As far as I understand it, the price of the physical book is a trivial portion of the cost to produce a book. The difference in price between hardcover and paperback may have misled us in this regard, but what you’re paying for with a hardcover is traditionally earlier access to the book, with greater durability as a kind of bonus. Though I do not know the details, it seems obvious that the price differential between an e-book and a physical book is far greater than the price of the physical artifact — indeed, it’s almost certainly much greater than the cost of the physical artifact plus storage and shipping costs.
What accounts for the price differential, then? Part of the problem is surely that almost no one would buy e-books if they were the same price as a paperback. Yet I propose that the real root cause is Amazon, which has already aggressively pushed down physical book prices and irrevocably damaged the profitability of traditional publishers and bookstores. They’ve already racheted down what people are willing to pay for books, and e-books give them a pretext to cut the price even further.
Hence my theory: e-books, at their current price levels, are loss-leaders meant to ensure Amazon’s long-term control over publishing.
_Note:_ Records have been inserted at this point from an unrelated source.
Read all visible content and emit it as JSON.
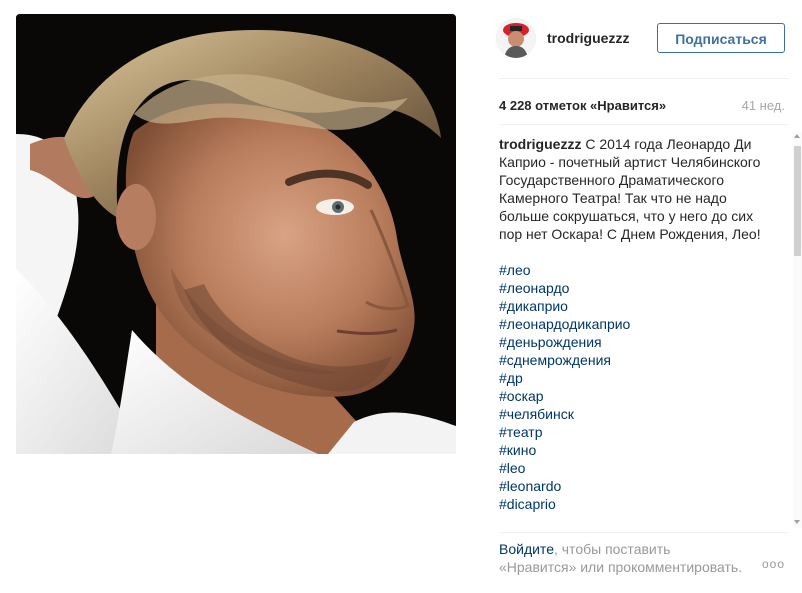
{
  "profile": {
    "username": "trodriguezzz",
    "follow_label": "Подписаться"
  },
  "post": {
    "likes": "4 228 отметок «Нравится»",
    "time_ago": "41 нед.",
    "caption_author": "trodriguezzz",
    "caption_text": "С 2014 года Леонардо Ди Каприо - почетный артист Челябинского Государственного Драматического Камерного Театра! Так что не надо больше сокрушаться, что у него до сих пор нет Оскара! С Днем Рождения, Лео!",
    "hashtags": [
      "#лео",
      "#леонардо",
      "#дикаприо",
      "#леонардодикаприо",
      "#деньрождения",
      "#сднемрождения",
      "#др",
      "#оскар",
      "#челябинск",
      "#театр",
      "#кино",
      "#leo",
      "#leonardo",
      "#dicaprio"
    ]
  },
  "footer": {
    "login_label": "Войдите",
    "text_after_login": ", чтобы поставить «Нравится» или прокомментировать.",
    "more_label": "ооо"
  },
  "icons": {
    "more": "more-options-icon",
    "scroll_up": "scroll-up-icon",
    "scroll_down": "scroll-down-icon"
  }
}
My worry, though, is not so much that they’ll raise prices once they get monopoly power, but rather that they simply won’t do the stuff that traditional publishers have done — that they’re ushering in a world of universal self-publishing, with no infrastructure for providing editing and other services to authors who are not able to pay for such services out of pocket.